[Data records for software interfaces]
☆ ☆ ☆ ☆ ☆

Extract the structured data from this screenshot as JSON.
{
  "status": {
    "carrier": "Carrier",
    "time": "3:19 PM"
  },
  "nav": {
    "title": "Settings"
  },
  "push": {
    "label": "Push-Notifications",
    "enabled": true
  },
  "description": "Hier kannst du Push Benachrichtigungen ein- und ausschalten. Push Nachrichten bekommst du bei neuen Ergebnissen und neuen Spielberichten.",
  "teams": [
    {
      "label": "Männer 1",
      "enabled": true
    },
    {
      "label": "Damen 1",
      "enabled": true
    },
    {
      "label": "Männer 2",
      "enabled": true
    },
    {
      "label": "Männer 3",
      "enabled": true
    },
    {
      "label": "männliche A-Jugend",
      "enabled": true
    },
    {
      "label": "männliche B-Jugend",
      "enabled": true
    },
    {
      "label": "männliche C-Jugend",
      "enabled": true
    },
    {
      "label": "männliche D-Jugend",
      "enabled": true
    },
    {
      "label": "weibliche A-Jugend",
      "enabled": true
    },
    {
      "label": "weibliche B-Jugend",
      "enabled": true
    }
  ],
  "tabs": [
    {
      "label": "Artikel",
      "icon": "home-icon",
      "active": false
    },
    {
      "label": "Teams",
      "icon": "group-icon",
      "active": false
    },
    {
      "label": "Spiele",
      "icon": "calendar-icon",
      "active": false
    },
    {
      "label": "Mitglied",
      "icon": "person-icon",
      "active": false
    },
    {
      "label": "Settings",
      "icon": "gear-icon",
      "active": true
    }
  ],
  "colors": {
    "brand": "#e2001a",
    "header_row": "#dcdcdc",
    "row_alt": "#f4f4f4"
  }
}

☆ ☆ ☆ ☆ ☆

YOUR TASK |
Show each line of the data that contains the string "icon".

RESPONSE TO THIS TASK |
      "icon": "home-icon",
      "icon": "group-icon",
      "icon": "calendar-icon",
      "icon": "person-icon",
      "icon": "gear-icon",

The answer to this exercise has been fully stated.